Most of the time he's not interested in playing or interacting with other children. He's prefers his own company, and would choose to play minecraft on his own over playing with someone any day.

He will sometimes play with Caitlin, but only on his agenda and she has to agree to play his way. Sometimes, when he's not in the mood he will refuse, which can be tough for Caitlin as she doesn't understand.

When he decides he does want to play, it's always centered around Minecraft. He's not in to knights and dragons or cops and robbers or anything like that, it has to be Minecraft related.

He's not usually bothered about being around other people, he can happily play alongside children at parties and soft play, but he won't actually play with them.

There are times when he decided he wants to join in, but you can see he doesn't really know how. I've seen him go over to a group and just loudly say something, I think in hope that they will respond. Or he will jump in to their conversation quite loudly, but you can tell he's feeling really awkward because he's usually swaying from side to side as he does it.

That's the bit that upsets me a bit.... I'm happy enough to let him play on his own... if that makes him happy, that's fine. It's seeing him wanting to join in but not knowing how that I find hard. We are currently waiting on a referral to a social skills group which I hope will help him in those kinds of situations.

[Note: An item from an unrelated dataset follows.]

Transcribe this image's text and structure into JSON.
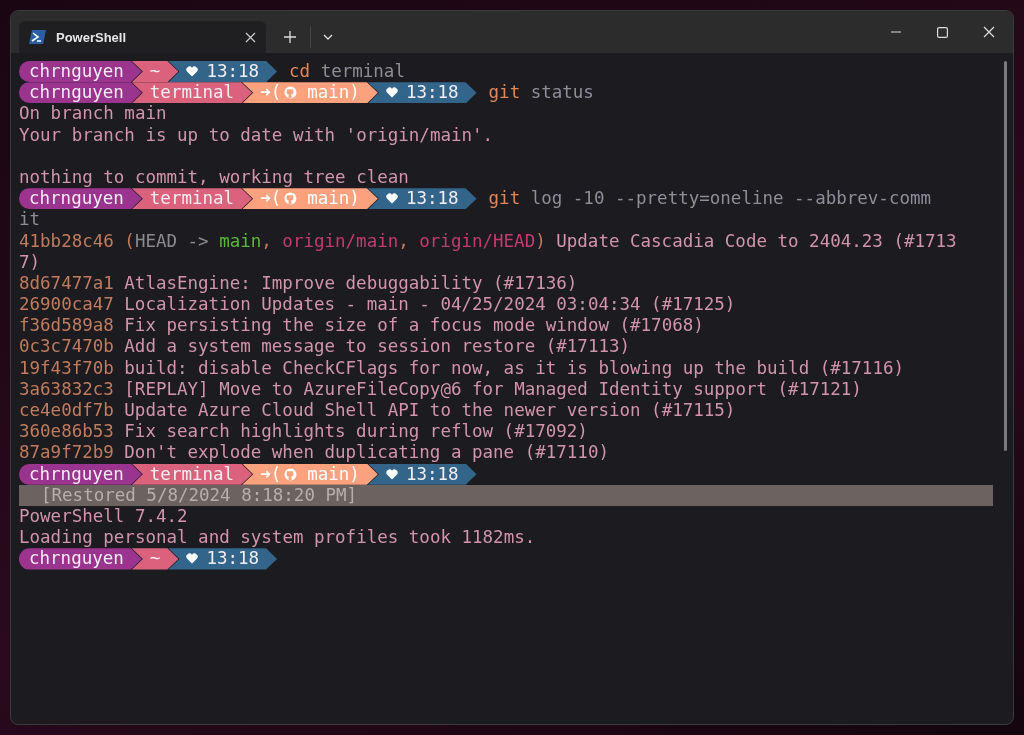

Anyway, last week I wrote about how we have had a new play park built in the village. The kids have been keen to go every day, so after school I usually take them down for a little while before dinner. One afternoon last week, we were in the park as normal, and I was sitting on one of the seats watching the kids running around. As usual, a few other children were also in the park.

Imagine my surprise when I see Neil chasing after another boy with his fingers pointed like a gun, shouting nee nar the police are going to get you, as the boy ran away with some 'stolen apples'. This pretend scene continued for about 5 minutes before Neil lost interest and went back to Caitlin. While it may not have lasted long, the play looked so natural, and Neil didn't seem anxious to be joining in at all.

That was a big step for him. It was so nice to see him joining in, without his anxieties taking over, and for us, that's a fantastic achievement.

Ethans Escapades
Jeannette's Small Steps Amazing Achievements Highlights From Last Week